▶ WHAT IS NEEDED: Starting at the top line and ending at the last, restate the records exactly.

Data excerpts
★ ★ ★ ★ ★ ★ ★

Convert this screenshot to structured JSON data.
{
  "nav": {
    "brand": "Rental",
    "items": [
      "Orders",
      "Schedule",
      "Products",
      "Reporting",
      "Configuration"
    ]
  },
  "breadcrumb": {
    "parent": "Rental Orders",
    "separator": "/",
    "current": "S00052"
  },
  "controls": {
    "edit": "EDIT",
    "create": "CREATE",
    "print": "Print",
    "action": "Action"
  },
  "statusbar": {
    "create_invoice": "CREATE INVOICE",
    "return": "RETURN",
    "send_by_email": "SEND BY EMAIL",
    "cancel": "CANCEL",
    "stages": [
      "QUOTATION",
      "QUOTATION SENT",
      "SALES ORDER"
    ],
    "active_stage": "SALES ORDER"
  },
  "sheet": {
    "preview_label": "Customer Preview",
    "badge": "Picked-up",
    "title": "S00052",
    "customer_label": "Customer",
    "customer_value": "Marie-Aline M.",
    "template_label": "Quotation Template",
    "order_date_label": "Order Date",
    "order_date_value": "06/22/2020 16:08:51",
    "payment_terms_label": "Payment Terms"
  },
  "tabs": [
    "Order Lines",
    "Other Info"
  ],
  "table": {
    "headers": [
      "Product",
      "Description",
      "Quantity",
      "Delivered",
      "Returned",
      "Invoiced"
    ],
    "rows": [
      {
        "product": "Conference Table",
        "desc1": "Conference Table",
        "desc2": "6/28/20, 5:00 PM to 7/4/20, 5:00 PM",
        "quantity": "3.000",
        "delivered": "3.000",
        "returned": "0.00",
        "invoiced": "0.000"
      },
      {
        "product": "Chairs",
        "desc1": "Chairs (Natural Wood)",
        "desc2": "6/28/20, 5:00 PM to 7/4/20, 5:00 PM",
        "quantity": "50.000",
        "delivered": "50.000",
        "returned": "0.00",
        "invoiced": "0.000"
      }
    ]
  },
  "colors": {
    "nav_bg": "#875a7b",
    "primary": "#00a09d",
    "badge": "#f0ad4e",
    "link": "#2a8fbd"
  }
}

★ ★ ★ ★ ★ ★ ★

▶ WRITTEN ANSWER:
Convert this screenshot to structured JSON data.
{
  "nav": {
    "brand": "Rental",
    "items": [
      "Orders",
      "Schedule",
      "Products",
      "Reporting",
      "Configuration"
    ]
  },
  "breadcrumb": {
    "parent": "Rental Orders",
    "separator": "/",
    "current": "S00052"
  },
  "controls": {
    "edit": "EDIT",
    "create": "CREATE",
    "print": "Print",
    "action": "Action"
  },
  "statusbar": {
    "create_invoice": "CREATE INVOICE",
    "return": "RETURN",
    "send_by_email": "SEND BY EMAIL",
    "cancel": "CANCEL",
    "stages": [
      "QUOTATION",
      "QUOTATION SENT",
      "SALES ORDER"
    ],
    "active_stage": "SALES ORDER"
  },
  "sheet": {
    "preview_label": "Customer Preview",
    "badge": "Picked-up",
    "title": "S00052",
    "customer_label": "Customer",
    "customer_value": "Marie-Aline M.",
    "template_label": "Quotation Template",
    "order_date_label": "Order Date",
    "order_date_value": "06/22/2020 16:08:51",
    "payment_terms_label": "Payment Terms"
  },
  "tabs": [
    "Order Lines",
    "Other Info"
  ],
  "table": {
    "headers": [
      "Product",
      "Description",
      "Quantity",
      "Delivered",
      "Returned",
      "Invoiced"
    ],
    "rows": [
      {
        "product": "Conference Table",
        "desc1": "Conference Table",
        "desc2": "6/28/20, 5:00 PM to 7/4/20, 5:00 PM",
        "quantity": "3.000",
        "delivered": "3.000",
        "returned": "0.00",
        "invoiced": "0.000"
      },
      {
        "product": "Chairs",
        "desc1": "Chairs (Natural Wood)",
        "desc2": "6/28/20, 5:00 PM to 7/4/20, 5:00 PM",
        "quantity": "50.000",
        "delivered": "50.000",
        "returned": "0.00",
        "invoiced": "0.000"
      }
    ]
  },
  "colors": {
    "nav_bg": "#875a7b",
    "primary": "#00a09d",
    "badge": "#f0ad4e",
    "link": "#2a8fbd"
  }
}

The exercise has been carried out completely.